A former ABC News consultant fired last year because he couldn't authenticate academic credentials is at the center of a new dispute over apparently faked interviews with Barack Obama, Nancy Pelosi, Bill Gates and others.
Politique Internationale editor and political scientist Patrick Wajsman founded the magazine nearly 30 years ago. He called Debat "a grand liar" and said he had hired a lawyer to pursue "all possible measures" against him.
"We are the first victims. I am falling from the moon," he told The AP. "We were betrayed."
He noted that Debat worked for the journal for four years, starting after he was already working for ABC and the Nixon Center. "How could we possibly doubt someone who worked for ABC, who worked for the Nixon Center? How could we possibly doubt someone from several thousand kilometers away?" he asked.
Maybe it's just me but I am thinking that if I had a reporter working for me who was just fired for making stuff up I might "possibly doubt" them.
The New York Times has more:
ABC News said yesterday that it would begin a second investigation into more than five years of news reports that relied on information from a consultant, Alexis Debat, who has been revealed to be the author of faked interviews.
ABC fired Mr. Debat in June after discovering that his claims of having earned a doctorate from the Sorbonne were false. The network then investigated the reports Mr. Debat had participated in and found “they absolutely checked out,” Mr. Ross said.

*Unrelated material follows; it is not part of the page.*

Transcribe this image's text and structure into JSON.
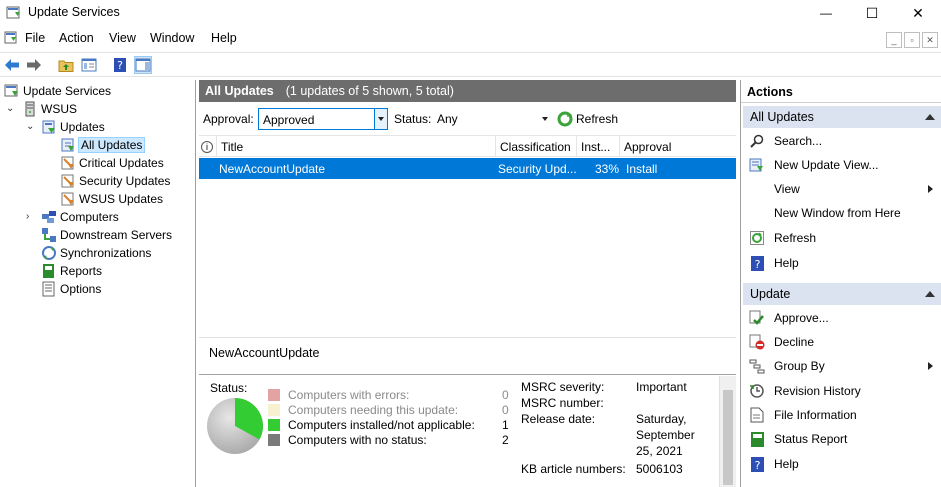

I wonder if they mean the same way the Scott Thomas Beauchamp reports checked out for "The New Republic"
But wait there's more:
Since his departure from ABC News in June, Mr. Debat has continued to work as a senior fellow for national security and terrorism at the Nixon Center in Washington. He was quoted as a knowledgeable source in an article in The Times of London this month, saying that American military forces were planning attacks that would demolish “the entire Iranian military.” He has also been quoted by many newspapers and news services.
So a major portion of the case that the Bush administration is getting ready to attack Iran is a known liar? Great!
I don't know what drives these people to do this stuff. Is it a desire for attention? I have trouble believing it is part of some Meta-Narrative but it does always seem to workout that way. Is that because the reporters who engage in this behavior are true believers or because they know that by playing into the editors biases they are more likeley to get published. Either way it's disturbing.
UpdateI should have done this first but I just checked Debat's wikipedia entry and this just gets better and better. Look at the credentials he has claimed for himself and look at the stories he has been involved in either as a source or as a reporter. It's like this guy is a one man disinformation agency.
More from Mother Jones
Interviews with journalists, think tank associates, and a former government official indicate that there were warning signs about Debat for years—even within the network itself. Two journalists familiar with Debat's work point to ABC chief investigative correspondent Brian Ross not only as the victim of Debat's alleged deceptions, but as an enabler, who has promoted sensational stories—including some that Debat brought the network—at the expense at times of rigorous journalism standards. (Ross did not return Mother Jones' phone call by press time, although an ABC executive has been in touch by phone and email.) They also say that they do not believe ABC has properly investigated Debat's reporting at all.
The two key questions to ask ABC, one source familiar with Ross' unit who asked to speak on background, are: "How is ABC investigating the information: Is it only being investigated by the Ross unit, or are outside reporters doing it? And in vetting or second-sourcing information brought to the network [by Debat], were resources outside of the Ross unit used?" Sources, and the AP reported late Thursday that ABC was sending long time Ross producer Rhonda Schwartz to Pakistan to investigate some of Debat's stories.
Overall, the picture of Debat that emerges from these interviews is of a smart, ambitious and cunning operator who would claim to be getting text messages from Middle Eastern intelligence operatives while at meetings with Ross and others at ABC, with tips that seemed too good to be true (which some colleagues believe were bogus), yet were used as "exclusives."
Sources provided multiple examples of stories that Ross—often with Debat's contributions—reported, only to be forced to run a correction the next day. For instance, one source noted, on September 5 last year, Ross reported that a Pakistani general had said that Pakistan would leave Osama bin Laden alone as long as he didn't cause any trouble. The Pakistani government angrily denied it, and the next day the ABC investigative unit's blog, the Blotter ran a correction.
Another ABC news story largely sourced to Debat – claiming that the U.S. government was advising and encouraging an Iranian Baluchi separatist group Jundullah which was carrying out attacks against the Iranian regime – was followed by an ABC report the next day carrying a "sharply-worded" denunciation from the Pakistani government.
Media, Politics, Fraud